In the distance, we can see Smith Island of South Georgia as our first land sighting since leaving Ushuaia. We are on course to Damoy Point. We also have spotted our first iceberg and more are starting to show themselves. They are a beautiful unworldly turquoise blue.

Wildlife spotted today and yesterday:
  • Penguins (Gentoo, Chinstraps, and Magellanic) 
  • Albatross (5 different kinds) 
  • Petrels and Antarctic Terns (4 different kinds) 
  • Whales (Humpback, Minke, Orca, Fin)
  • South American Sea Lion 

During dinner, humpback whales were sighted off the starboard side of the ship. The ship turned in a very broad circle so we could view the whales and get great pictures and then we were off. Luckily we also saw 5 penguins (3 different species) on a small iceberg. So cute….

We have been extremely lucky this trip because our journey through the Drake’s Passage has been very smooth and calm. Hopefully, we will enjoy the same good luck on the way back. Right now we have beautiful blue seas and skies; Almost tee-shirt weather.
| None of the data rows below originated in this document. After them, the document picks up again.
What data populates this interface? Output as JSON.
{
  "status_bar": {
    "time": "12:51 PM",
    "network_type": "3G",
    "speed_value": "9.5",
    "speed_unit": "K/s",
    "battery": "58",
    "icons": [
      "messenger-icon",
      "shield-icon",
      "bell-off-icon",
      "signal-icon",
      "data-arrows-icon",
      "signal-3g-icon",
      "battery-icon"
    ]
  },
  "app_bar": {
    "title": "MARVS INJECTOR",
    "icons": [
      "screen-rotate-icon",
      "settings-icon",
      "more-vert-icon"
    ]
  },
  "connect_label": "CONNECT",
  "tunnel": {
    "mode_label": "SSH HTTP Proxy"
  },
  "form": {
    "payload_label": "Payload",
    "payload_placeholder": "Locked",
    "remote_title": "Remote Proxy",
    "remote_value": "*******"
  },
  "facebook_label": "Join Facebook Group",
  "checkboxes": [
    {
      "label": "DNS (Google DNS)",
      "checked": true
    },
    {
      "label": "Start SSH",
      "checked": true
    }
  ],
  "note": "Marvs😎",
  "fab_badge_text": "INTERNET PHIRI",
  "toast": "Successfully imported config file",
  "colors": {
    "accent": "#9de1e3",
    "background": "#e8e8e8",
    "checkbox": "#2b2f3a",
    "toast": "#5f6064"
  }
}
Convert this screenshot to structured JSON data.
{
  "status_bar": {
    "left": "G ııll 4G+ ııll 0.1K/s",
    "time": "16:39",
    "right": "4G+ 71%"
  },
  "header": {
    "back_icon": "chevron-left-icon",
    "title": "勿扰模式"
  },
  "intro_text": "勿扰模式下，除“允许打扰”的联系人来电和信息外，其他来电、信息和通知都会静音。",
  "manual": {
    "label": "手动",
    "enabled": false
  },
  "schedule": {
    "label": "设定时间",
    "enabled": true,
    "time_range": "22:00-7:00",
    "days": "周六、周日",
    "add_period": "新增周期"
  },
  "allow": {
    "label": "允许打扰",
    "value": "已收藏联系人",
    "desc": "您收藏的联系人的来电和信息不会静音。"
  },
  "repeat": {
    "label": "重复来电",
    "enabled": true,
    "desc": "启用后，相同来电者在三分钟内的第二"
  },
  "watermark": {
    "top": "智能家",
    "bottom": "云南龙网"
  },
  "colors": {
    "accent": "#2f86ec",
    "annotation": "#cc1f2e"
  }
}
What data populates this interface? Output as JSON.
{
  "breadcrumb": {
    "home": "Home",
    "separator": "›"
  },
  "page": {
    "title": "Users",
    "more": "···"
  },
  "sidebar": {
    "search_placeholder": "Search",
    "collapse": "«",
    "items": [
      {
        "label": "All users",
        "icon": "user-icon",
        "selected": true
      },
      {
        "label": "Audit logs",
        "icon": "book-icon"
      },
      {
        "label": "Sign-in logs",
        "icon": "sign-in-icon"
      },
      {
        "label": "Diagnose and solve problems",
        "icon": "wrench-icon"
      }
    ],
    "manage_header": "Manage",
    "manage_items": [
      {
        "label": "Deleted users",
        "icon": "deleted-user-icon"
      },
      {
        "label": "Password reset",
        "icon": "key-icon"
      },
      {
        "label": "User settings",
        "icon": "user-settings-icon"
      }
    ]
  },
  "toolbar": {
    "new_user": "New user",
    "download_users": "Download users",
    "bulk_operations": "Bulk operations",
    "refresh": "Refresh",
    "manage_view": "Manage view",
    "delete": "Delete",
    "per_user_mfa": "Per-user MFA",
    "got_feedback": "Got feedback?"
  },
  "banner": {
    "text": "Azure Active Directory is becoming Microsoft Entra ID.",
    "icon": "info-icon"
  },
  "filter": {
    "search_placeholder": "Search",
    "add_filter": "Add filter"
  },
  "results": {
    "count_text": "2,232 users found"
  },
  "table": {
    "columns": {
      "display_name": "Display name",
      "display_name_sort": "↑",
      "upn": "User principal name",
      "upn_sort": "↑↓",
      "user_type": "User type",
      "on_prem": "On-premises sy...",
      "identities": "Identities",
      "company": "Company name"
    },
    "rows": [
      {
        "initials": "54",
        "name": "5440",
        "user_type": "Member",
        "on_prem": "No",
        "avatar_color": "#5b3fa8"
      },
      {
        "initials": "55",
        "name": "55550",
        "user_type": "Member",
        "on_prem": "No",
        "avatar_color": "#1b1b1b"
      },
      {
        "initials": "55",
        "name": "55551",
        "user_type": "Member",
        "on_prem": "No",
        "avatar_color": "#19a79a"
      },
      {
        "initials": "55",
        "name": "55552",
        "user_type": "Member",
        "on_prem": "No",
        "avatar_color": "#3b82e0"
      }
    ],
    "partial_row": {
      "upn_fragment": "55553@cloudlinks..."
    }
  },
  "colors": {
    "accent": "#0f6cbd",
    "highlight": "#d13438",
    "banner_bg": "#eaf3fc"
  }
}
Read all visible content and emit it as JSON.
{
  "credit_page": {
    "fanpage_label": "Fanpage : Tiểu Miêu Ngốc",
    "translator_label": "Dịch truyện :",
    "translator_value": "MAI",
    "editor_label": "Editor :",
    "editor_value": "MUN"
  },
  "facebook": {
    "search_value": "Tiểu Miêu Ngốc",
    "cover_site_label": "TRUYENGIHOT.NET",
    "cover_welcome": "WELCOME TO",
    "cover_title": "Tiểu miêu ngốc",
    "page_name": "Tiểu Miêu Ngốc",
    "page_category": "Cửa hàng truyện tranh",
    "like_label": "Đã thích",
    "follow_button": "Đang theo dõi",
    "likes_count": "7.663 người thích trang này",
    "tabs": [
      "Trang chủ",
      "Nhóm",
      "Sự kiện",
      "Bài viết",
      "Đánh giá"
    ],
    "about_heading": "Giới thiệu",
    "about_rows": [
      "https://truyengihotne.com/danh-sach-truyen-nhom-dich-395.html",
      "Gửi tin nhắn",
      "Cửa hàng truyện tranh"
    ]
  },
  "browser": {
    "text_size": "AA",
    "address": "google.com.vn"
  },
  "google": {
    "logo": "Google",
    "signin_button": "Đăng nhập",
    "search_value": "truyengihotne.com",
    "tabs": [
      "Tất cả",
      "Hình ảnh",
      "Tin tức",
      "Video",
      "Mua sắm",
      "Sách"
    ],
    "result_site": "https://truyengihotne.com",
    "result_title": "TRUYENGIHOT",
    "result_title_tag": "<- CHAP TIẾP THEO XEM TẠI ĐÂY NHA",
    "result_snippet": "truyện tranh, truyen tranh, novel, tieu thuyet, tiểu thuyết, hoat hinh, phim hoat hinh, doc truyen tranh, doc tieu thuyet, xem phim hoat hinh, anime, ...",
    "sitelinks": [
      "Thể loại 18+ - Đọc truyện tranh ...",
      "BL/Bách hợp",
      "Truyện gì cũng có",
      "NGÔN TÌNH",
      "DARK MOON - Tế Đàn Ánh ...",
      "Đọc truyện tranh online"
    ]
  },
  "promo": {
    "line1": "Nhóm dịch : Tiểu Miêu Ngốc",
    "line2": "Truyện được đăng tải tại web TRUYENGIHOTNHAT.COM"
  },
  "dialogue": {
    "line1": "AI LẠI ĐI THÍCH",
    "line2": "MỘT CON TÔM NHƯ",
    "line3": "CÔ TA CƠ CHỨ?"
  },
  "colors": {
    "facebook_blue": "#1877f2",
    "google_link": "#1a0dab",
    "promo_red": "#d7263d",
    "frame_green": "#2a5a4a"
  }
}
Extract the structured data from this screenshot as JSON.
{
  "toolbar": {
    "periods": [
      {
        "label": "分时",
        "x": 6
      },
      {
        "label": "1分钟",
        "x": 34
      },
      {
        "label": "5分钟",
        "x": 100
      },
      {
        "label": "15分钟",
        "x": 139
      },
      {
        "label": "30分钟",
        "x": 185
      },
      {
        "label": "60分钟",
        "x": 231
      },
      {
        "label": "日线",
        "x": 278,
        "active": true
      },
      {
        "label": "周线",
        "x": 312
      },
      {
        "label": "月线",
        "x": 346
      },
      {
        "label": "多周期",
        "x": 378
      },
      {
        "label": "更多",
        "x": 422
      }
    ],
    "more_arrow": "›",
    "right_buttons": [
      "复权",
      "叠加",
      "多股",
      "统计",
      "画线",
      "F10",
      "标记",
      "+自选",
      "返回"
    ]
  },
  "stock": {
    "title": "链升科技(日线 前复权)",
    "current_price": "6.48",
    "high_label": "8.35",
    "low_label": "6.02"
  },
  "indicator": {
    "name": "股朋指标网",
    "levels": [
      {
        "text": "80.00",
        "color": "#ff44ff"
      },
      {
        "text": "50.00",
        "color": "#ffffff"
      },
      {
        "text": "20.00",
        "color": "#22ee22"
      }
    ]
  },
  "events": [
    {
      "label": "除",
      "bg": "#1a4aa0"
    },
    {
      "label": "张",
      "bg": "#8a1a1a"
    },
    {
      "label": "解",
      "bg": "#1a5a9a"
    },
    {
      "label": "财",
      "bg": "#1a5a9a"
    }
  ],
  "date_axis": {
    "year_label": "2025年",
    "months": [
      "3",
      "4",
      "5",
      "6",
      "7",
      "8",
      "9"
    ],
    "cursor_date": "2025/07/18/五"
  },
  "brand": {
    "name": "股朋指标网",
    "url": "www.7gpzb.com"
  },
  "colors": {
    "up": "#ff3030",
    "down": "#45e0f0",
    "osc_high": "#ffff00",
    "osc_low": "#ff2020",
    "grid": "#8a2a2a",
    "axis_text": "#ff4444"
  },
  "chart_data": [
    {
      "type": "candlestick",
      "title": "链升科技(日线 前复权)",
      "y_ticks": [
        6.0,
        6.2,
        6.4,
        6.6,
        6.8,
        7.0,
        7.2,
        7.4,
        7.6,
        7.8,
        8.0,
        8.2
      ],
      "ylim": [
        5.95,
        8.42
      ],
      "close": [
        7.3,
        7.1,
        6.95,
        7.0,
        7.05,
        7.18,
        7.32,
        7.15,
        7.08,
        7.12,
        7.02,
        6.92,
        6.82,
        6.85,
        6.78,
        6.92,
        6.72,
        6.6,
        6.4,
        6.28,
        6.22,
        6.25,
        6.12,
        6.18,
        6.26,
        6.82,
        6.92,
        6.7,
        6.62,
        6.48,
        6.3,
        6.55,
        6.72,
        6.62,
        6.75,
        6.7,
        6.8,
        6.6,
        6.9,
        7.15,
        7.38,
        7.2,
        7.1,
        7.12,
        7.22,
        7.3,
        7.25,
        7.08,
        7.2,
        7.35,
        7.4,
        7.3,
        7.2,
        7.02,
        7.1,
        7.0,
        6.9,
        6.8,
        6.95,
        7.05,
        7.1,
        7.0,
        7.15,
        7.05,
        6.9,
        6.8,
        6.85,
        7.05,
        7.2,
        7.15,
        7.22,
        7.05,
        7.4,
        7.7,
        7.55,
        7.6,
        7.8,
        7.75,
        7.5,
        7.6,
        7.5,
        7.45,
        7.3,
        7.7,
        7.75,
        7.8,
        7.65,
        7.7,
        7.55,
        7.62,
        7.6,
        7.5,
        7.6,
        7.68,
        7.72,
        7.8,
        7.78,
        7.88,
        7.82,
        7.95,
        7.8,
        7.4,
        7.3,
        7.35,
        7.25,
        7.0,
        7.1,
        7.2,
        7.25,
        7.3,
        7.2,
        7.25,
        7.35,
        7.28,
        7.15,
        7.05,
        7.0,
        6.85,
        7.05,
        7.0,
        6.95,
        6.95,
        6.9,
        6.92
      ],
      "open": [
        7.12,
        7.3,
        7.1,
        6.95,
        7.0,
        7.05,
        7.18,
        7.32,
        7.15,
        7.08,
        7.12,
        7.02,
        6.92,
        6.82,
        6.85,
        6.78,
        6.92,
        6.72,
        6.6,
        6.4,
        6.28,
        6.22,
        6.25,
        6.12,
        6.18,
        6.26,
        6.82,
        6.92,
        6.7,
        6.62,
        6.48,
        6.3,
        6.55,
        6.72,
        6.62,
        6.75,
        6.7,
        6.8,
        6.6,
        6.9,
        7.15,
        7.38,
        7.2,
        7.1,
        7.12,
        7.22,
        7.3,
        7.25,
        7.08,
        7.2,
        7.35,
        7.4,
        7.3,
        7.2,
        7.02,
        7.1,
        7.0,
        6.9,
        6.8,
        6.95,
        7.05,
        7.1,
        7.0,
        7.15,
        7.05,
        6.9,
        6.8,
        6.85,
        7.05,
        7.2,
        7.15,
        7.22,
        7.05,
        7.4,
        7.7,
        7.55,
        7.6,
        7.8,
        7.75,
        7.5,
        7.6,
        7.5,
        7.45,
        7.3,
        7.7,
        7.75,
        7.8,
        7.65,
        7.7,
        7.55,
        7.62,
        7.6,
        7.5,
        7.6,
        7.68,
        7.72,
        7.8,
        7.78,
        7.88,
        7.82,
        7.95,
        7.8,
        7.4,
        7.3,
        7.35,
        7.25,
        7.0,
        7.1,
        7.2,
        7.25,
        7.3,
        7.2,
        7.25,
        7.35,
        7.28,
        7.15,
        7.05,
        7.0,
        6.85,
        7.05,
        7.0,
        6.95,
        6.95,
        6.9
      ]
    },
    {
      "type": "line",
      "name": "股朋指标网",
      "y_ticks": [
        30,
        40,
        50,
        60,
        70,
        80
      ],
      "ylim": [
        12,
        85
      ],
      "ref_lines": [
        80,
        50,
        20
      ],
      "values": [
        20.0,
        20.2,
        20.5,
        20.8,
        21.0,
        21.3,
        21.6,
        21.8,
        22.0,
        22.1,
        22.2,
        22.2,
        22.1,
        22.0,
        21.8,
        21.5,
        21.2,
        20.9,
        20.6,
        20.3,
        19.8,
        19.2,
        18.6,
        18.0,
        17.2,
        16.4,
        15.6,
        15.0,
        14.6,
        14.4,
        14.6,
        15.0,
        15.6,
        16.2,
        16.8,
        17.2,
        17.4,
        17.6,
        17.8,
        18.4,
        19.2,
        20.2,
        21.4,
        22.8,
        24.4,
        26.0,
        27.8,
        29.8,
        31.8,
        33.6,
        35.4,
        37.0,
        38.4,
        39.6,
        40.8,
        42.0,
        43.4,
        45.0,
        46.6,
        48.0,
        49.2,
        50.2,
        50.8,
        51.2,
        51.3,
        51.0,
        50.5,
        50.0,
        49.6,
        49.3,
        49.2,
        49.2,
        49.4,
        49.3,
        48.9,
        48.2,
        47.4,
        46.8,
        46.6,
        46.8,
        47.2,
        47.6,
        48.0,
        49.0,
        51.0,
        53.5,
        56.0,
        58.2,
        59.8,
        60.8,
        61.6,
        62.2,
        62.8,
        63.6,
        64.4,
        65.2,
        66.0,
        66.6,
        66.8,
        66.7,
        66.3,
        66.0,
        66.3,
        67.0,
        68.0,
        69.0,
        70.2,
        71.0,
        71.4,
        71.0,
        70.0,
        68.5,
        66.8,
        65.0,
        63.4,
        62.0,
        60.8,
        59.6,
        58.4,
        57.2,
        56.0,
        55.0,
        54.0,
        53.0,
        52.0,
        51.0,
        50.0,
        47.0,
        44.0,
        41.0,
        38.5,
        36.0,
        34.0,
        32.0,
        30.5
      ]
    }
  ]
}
The group is very excited to get out and explore tomorrow using the Zodiacs. Zodiacs are small inflatable boats used to ferry about 12 of us at a time from the ship to the shore.

Questions to answer: 

How many miles from Las Vegas to the Antarctic Peninsula? 
(Clue: We traveled from Las Vegas>Houston TX>Buenos Aires, Argentina>Ushuaia>Antarctica Peninsula) 

When it is 7:00 am in Antarctica Peninsula what time is it in Las Vegas? 

Our ship is called the Akademik Ioffe, which is Russian. The crew is not only Russian but from many different countries. The passengers are also from many places across the globe. Our group from UNLV has 35 people making up almost half the passengers on the ship. Onboard there is a penguin researcher, photography experts, geologists, a group of biology students from Montana, and a six-year-old kindergarten student. By the way, the tooth fairy traveled all the way to Antarctica to pick up the six-year-old's lost front tooth and left a gift behind.

We hope to report back tomorrow, but the blog is moving at glacier speed with all the exciting things we are doing.


  1. My daughter will be impressed to know that the Tooth Fairy visits Antarctica too!

  2. I believe that's "invasive species," not "evasive."